Stored items:
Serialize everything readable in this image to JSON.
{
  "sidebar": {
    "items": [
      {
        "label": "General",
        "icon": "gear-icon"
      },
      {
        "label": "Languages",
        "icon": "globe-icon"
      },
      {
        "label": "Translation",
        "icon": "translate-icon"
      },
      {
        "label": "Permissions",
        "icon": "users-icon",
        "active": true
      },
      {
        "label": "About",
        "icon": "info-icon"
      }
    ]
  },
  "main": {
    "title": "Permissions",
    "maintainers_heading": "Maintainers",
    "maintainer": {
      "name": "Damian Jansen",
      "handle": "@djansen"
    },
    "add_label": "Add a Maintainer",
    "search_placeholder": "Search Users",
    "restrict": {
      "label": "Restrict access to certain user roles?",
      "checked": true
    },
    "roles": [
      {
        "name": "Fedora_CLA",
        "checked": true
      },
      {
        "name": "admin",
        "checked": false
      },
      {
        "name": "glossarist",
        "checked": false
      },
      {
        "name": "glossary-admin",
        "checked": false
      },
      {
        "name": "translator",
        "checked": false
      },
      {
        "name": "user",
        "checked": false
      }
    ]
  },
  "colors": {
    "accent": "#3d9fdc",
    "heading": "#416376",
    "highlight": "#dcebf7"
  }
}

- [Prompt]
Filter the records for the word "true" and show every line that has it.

- [Exercise solution]
        "active": true
      "checked": true
        "checked": true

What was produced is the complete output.